As you might suspect, many of the librarians and support staff at the FFL share a common obsession: reading.  As we begin a new year I thought it would be fun to look back at some of our staff favorites. For more staff recommendations, stop by the library and check out the staff favorites section by the information desk! (Note: not all of the books listed below were published in 2010, just read by our staff in 2010)

Ashley Sperber, Clerk: “Best book, hands down, for me was "Hunger Games" (well, the whole trilogy was the best).  This set of books is written with stark beauty, exploring the depravity and the humanity of the human race in an extreme society.  It stunning in it's depth of emotion and simply one of the best trilogies written in years.  I might be laying it on thick, but it's the truth!”

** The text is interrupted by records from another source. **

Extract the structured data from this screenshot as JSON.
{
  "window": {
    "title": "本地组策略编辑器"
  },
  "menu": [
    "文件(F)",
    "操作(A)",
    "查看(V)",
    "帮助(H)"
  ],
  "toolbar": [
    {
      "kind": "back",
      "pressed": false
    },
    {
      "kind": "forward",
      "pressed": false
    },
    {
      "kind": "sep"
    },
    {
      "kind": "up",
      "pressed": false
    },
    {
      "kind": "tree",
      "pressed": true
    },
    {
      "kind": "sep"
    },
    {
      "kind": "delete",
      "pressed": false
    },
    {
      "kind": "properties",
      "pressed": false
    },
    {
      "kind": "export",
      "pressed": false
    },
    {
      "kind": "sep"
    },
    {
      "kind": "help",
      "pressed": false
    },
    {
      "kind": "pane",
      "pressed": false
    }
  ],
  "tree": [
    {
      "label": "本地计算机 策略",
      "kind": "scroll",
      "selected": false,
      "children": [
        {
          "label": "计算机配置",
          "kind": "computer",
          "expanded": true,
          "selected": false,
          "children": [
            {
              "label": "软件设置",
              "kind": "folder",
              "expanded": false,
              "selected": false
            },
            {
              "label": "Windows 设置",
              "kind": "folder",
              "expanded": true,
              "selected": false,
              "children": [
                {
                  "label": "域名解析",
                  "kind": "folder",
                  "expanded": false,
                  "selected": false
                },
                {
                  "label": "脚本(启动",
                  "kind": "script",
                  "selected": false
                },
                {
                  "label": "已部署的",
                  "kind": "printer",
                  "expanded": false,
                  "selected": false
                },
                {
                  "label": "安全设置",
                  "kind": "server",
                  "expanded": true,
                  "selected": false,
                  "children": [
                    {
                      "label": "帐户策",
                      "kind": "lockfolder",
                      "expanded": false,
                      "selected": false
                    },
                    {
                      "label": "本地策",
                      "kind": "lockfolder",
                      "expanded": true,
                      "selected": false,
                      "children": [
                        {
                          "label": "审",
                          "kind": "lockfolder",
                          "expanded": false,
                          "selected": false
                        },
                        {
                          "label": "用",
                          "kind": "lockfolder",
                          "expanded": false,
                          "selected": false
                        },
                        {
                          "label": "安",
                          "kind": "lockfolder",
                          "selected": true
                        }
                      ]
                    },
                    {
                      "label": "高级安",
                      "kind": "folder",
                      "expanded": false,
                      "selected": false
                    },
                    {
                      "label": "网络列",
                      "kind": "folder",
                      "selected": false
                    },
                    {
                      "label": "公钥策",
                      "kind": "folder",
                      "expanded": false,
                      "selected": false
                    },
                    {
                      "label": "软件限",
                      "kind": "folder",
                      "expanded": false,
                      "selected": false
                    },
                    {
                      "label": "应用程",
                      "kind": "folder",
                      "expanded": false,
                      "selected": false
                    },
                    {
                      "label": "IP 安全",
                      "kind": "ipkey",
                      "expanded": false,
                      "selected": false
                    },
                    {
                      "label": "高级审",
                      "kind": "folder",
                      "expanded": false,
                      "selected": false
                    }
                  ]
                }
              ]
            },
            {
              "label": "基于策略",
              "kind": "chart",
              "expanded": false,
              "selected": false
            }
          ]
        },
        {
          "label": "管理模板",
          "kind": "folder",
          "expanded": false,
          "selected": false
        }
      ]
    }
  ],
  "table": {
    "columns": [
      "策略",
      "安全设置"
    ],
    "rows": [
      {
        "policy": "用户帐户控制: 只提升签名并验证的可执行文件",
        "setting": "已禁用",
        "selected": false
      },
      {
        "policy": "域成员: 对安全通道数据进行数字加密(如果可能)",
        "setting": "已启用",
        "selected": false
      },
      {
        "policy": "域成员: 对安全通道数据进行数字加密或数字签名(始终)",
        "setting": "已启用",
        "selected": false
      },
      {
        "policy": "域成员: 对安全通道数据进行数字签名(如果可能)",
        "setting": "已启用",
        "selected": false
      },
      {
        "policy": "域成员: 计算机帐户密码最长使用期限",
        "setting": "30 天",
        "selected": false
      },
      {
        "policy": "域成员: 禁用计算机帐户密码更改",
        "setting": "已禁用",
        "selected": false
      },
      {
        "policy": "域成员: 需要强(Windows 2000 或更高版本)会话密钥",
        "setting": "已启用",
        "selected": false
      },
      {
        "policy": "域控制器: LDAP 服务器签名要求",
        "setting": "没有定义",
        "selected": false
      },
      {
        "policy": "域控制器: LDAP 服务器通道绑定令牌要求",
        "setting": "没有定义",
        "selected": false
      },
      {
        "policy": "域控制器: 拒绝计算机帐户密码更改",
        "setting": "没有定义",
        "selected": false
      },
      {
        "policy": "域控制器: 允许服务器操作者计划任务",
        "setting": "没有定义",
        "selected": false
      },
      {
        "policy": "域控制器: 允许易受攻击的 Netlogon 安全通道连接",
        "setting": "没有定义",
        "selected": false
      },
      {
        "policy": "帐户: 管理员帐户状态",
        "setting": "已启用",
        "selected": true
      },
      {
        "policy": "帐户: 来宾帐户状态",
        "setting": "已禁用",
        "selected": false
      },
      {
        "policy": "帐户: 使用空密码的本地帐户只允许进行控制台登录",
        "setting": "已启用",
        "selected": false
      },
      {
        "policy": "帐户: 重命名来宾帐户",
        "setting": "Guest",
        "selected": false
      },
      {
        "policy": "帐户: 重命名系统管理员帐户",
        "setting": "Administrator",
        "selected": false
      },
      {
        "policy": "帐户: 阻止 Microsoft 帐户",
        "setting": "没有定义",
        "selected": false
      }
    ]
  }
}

Bobbi Hampson, Curator, Motto Sheet Music Collection: “I loved the Cookbook Collector by Allegra Goodman.  The literary references (part of the story takes place in a bookstore) were fun to identify and I loved the characters.  They were real people to me and I wanted to meet some of them.  And the romance touched my heart strings!”

Laurel Flanagan, Executive Assistant: “I really loved The Help. It is a fast read and I love when the underdog wins! Also good read: The Disappearing Act of Esme Lenox, a real wakeup call about how far women have come.”

Katie St. Laurent, Clerk: “Loved the entire Hunger Games series, loved Will Grayson, loved the Scott Pilgrim books. I am currently loving Packing
for Mars.”

Brenda Shea, Director of Community Relations: “I read “Eating Animals” by Jonathan Safran Foer and it opened my eyes to the reality of factory farms.  It’s not a book advocating vegetarianism, which surprised me.  It’s a well-written story about a new dad researching where his new baby’s food was coming from.  This process took him on an unbelievable journey exposing unsettling facts about the entire food industry.  Safran Foer reflects on early memories of sharing meals with his grandmother, and writes beautifully with humor and honesty about his family and their traditions, and his quest to get to the bottom of things.”

Ellen DuPree, Director of Reference and Information Services: “One of the surprisingly best books I read in 2010 was  “Tinkers” by Paul Harding. It contains no car chases, internet crimes, or sweaty scenes of any kind. It is a small book from a small press that leaves a large impression on the reader who enjoys good writing. Themes of sons and fathers, love and home, nature and health and the end of life are explored for a man who tinkered with clocks and had a father who was a tinker with epilepsy. If you enjoy David Frost, Henry David Thoreau, or Marilyn Robinson  you will not be wasting time with this 192 page Pulitzer prize winner.”

What are your favorite reads from 2010? Stop by the FFL and let us know!